Report, as a number alone, how many lines below contain the string "chevron".

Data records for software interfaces
________
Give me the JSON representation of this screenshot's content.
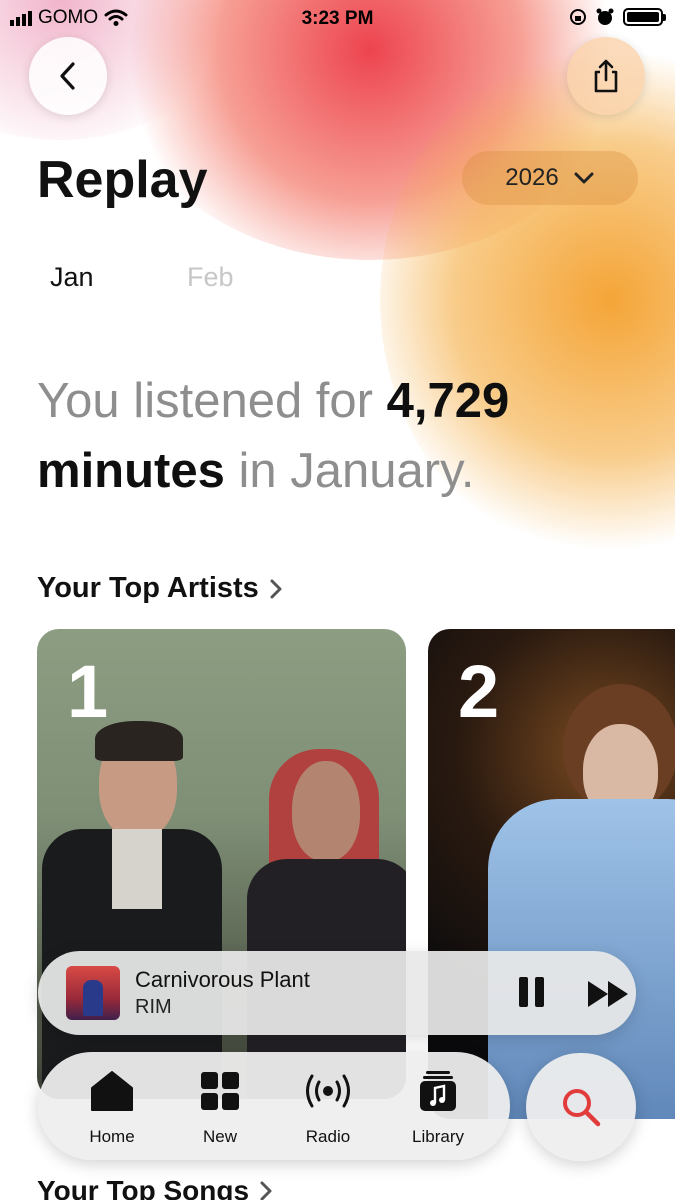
{
  "status_bar": {
    "carrier": "GOMO",
    "time": "3:23 PM"
  },
  "header": {
    "title": "Replay",
    "year": "2026"
  },
  "months": [
    {
      "label": "Jan",
      "selected": true
    },
    {
      "label": "Feb",
      "selected": false
    }
  ],
  "summary": {
    "prefix": "You listened for ",
    "minutes": "4,729",
    "unit": "minutes",
    "suffix": " in January."
  },
  "top_artists": {
    "title": "Your Top Artists",
    "items": [
      {
        "rank": "1"
      },
      {
        "rank": "2"
      }
    ]
  },
  "now_playing": {
    "title": "Carnivorous Plant",
    "artist": "RIM"
  },
  "tab_bar": {
    "items": [
      {
        "label": "Home"
      },
      {
        "label": "New"
      },
      {
        "label": "Radio"
      },
      {
        "label": "Library"
      }
    ]
  },
  "next_section": {
    "title": "Your Top Songs"
  },
  "colors": {
    "accent": "#e23b3b",
    "glow_red": "#ec3a46",
    "glow_orange": "#f4a02d"
  },
  "icons": [
    "back-chevron-icon",
    "share-icon",
    "chevron-down-icon",
    "chevron-right-icon",
    "pause-icon",
    "fast-forward-icon",
    "home-icon",
    "grid-icon",
    "radio-icon",
    "library-icon",
    "search-icon"
  ]
}
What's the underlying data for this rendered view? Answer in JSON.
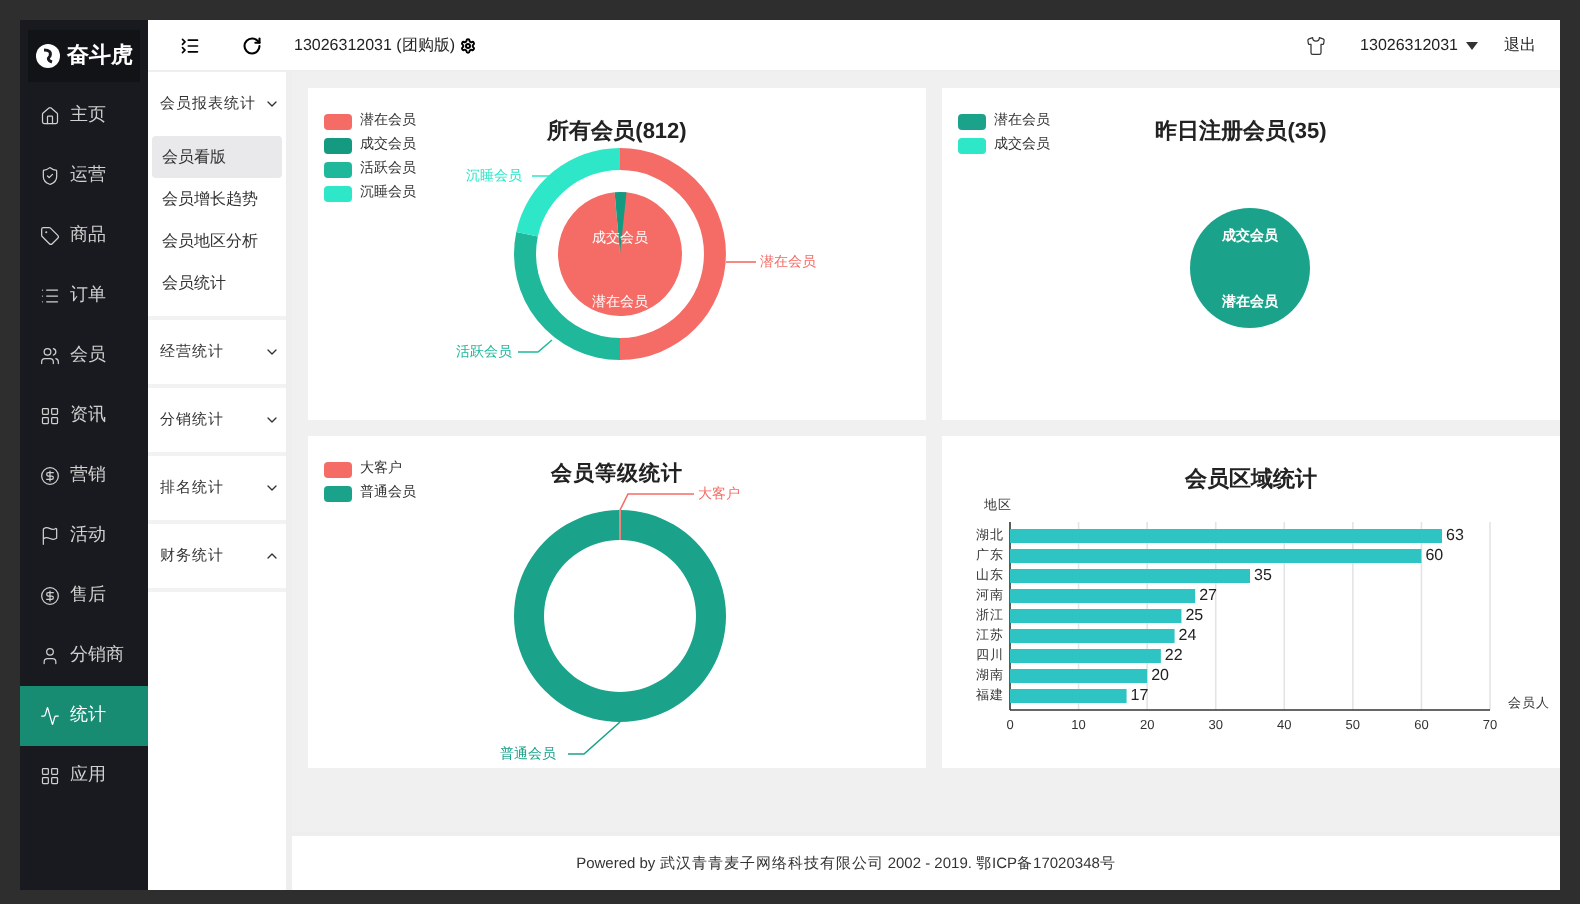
{
  "logo": {
    "text": "奋斗虎"
  },
  "nav": [
    {
      "label": "主页",
      "selected": false
    },
    {
      "label": "运营",
      "selected": false
    },
    {
      "label": "商品",
      "selected": false
    },
    {
      "label": "订单",
      "selected": false
    },
    {
      "label": "会员",
      "selected": false
    },
    {
      "label": "资讯",
      "selected": false
    },
    {
      "label": "营销",
      "selected": false
    },
    {
      "label": "活动",
      "selected": false
    },
    {
      "label": "售后",
      "selected": false
    },
    {
      "label": "分销商",
      "selected": false
    },
    {
      "label": "统计",
      "selected": true
    },
    {
      "label": "应用",
      "selected": false
    }
  ],
  "submenu": [
    {
      "label": "会员报表统计",
      "expanded": false,
      "children": [
        {
          "label": "会员看版",
          "selected": true
        },
        {
          "label": "会员增长趋势",
          "selected": false
        },
        {
          "label": "会员地区分析",
          "selected": false
        },
        {
          "label": "会员统计",
          "selected": false
        }
      ]
    },
    {
      "label": "经营统计",
      "expanded": false
    },
    {
      "label": "分销统计",
      "expanded": false
    },
    {
      "label": "排名统计",
      "expanded": false
    },
    {
      "label": "财务统计",
      "expanded": true
    }
  ],
  "topbar": {
    "store": "13026312031 (团购版)",
    "account": "13026312031",
    "logout": "退出"
  },
  "all_members": {
    "title": "所有会员(812)",
    "legend": [
      {
        "label": "潜在会员",
        "color": "#f56c66"
      },
      {
        "label": "成交会员",
        "color": "#159a82"
      },
      {
        "label": "活跃会员",
        "color": "#1fb89a"
      },
      {
        "label": "沉睡会员",
        "color": "#2ee6c8"
      }
    ],
    "labels": {
      "sleeping": "沉睡会员",
      "potential": "潜在会员",
      "active": "活跃会员",
      "inner_deal": "成交会员",
      "inner_potential": "潜在会员"
    }
  },
  "yesterday": {
    "title": "昨日注册会员(35)",
    "legend": [
      {
        "label": "潜在会员",
        "color": "#1aa38a"
      },
      {
        "label": "成交会员",
        "color": "#2ee6c8"
      }
    ],
    "labels": {
      "deal": "成交会员",
      "potential": "潜在会员"
    }
  },
  "levels": {
    "title": "会员等级统计",
    "legend": [
      {
        "label": "大客户",
        "color": "#f56c66"
      },
      {
        "label": "普通会员",
        "color": "#1aa38a"
      }
    ],
    "labels": {
      "big": "大客户",
      "normal": "普通会员"
    }
  },
  "regions": {
    "chart_data": {
      "type": "bar",
      "orientation": "horizontal",
      "title": "会员区域统计",
      "ylabel": "地区",
      "xlabel": "会员人",
      "categories": [
        "湖北",
        "广东",
        "山东",
        "河南",
        "浙江",
        "江苏",
        "四川",
        "湖南",
        "福建"
      ],
      "series": [
        {
          "color": "#2ec4c4",
          "values": [
            63,
            60,
            35,
            27,
            25,
            24,
            22,
            20,
            17
          ]
        }
      ],
      "xlim": [
        0,
        70
      ],
      "xticks": [
        0,
        10,
        20,
        30,
        40,
        50,
        60,
        70
      ],
      "grid": true,
      "data_labels": true
    }
  },
  "footer": "Powered by 武汉青青麦子网络科技有限公司 2002 - 2019. 鄂ICP备17020348号"
}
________
- EXERCISE OUTPUT -
3